The drama over the arrest of comedian-actor Kiku Sharda over allegations that he hurt the sentiments of the followers of self-proclaimed messiah Gurmit Ram Rahim has kicked off a debate on the limits of free speech in the Indian democracy. More importantly, the incident has highlighted the need for a relook at how law treats such complaints in this regard and why it only chooses soft targets to act against.
The actor in question in this case went through a rather eventful day on Wednesday. Kiku Sharda, a noted comedian and actor, was arrested and released by the Haryana police only to be detained and released again. His crime - mimicking the Dera Sacha Sauda chief during a New Year ceremony organised by a television network.
The Dera chief, who later ‘accepted' the comedian's apology for the act before he was released, elicits no less humour himself – especially for his Bollywood escapades. But let's leave all that aside for now.
The issue that needs to be addressed here is whether the ferocity shown by the Haryana police cops to arrest the actor matched the gravity of his crime. Individuals who rose to criticise Kiku's arrest believe the action by the police as absurd. Ram Rahim's followers, on the other hand, think otherwise. However, the actor was arrested and was even faced with the threat of a 14-day prison.
There are some pertinent questions that this entire incident raises. After all, wasn't the actor only enacting a scripted performance the way his producers wanted him to? If at all the law applies to Kiku for his ‘offence', should it not apply equally to the production house and the broadcasters who telecast the event? Aren't they as guilty as the actor, if not more?
Similar incidents in the not-so-distant past point to similar anomalies. Earlier this month, an Andhra court issued a non-bailable arrest warrant against Indian skipper Mahendra Singh Dhoni for allegedly hurting religious sentiments. A morphed photograph of the cricketer was portrayed as Lord Vishnu by on the cover page of Business Today magazine's April 2013 issue. The image shows the cricketer holding several products, including a shoe in one of his hands. “God of big deals” was the caption for the photograph.
And then we see a contrast where a similar incident did not draw the kind of prompt action that Indian authorities showed in arresting Kiku. All it elicited was a few raised eyebrows. Just this week, Amazon chief Jeff Bezos was shown as Lord Vishnu on the cover page of the latest issue of international business magazine Fortune. Bezos was portrayed as the Hindu deity, complete with a lotus in one hand and the Amazon logo on the palm of the other. The caption read: “Amazon invades India”.
We are yet to hear of any case being registered against Bezos or the publication in this regard, though it did draw the ire of many for the creative output.

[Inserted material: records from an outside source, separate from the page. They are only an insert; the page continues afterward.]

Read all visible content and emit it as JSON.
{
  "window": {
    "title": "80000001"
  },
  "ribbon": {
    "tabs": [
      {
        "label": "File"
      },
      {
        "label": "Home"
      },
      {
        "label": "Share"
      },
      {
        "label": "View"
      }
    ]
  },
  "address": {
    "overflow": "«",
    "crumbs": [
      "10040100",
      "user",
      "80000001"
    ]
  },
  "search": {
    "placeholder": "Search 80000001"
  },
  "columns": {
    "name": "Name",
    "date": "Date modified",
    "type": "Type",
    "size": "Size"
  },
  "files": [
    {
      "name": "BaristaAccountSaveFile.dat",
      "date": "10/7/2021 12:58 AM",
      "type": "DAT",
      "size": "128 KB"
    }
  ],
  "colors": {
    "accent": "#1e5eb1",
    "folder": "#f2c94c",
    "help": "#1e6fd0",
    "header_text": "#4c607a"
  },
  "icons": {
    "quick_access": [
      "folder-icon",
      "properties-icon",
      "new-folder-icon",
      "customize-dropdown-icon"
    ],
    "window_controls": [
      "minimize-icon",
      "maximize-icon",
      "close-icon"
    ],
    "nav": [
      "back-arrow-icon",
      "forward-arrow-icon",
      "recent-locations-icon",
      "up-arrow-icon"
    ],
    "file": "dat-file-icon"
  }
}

So, are laws being used to satisfy the whims of a selective few who do not happen to have a taste for humour? True, freedom of expression cannot be absolute – you can't go about town slandering any individual. But then, would the law have applied so promptly if a common man would have faced ridicule? Probably not!
Gurmeet Ram Rahim's supporters felt ‘offended' by a dance skit that the actor performed for a media network's event. But then, aren't film personalities and politicians mimicked too? The self-styled godman has also staked his claim in the film world with his larger than life movies. What then explains such selective rage?
Such abrupt bursts of action in the name of law signify another pressing question. Where does one draw the line? More importantly, who decided the limits and on what grounds? The AIB roast hosted in Mumbai last year drew the ire of authorities in Maharashtra for its vulgar content and was banned from online streaming. Fair point, though Indians in today's time and age do not like to be told what they can watch and what they can't. However, even the organisers were pulled up there. The same law does not seem to have happened in Kiku's case.
The moot point is that satire in India has not evolved and there are no clear definitions of what it constitutes. The same applies for freedom of expression. Probably, we need to understand that there is an undefined line that separates comedy from slander. Probably the law needs to get a drift of it too.
Selective targeting of soft targets in the name of law needs to end. Moreover, satire and mimckery is comedy and should be treated as such.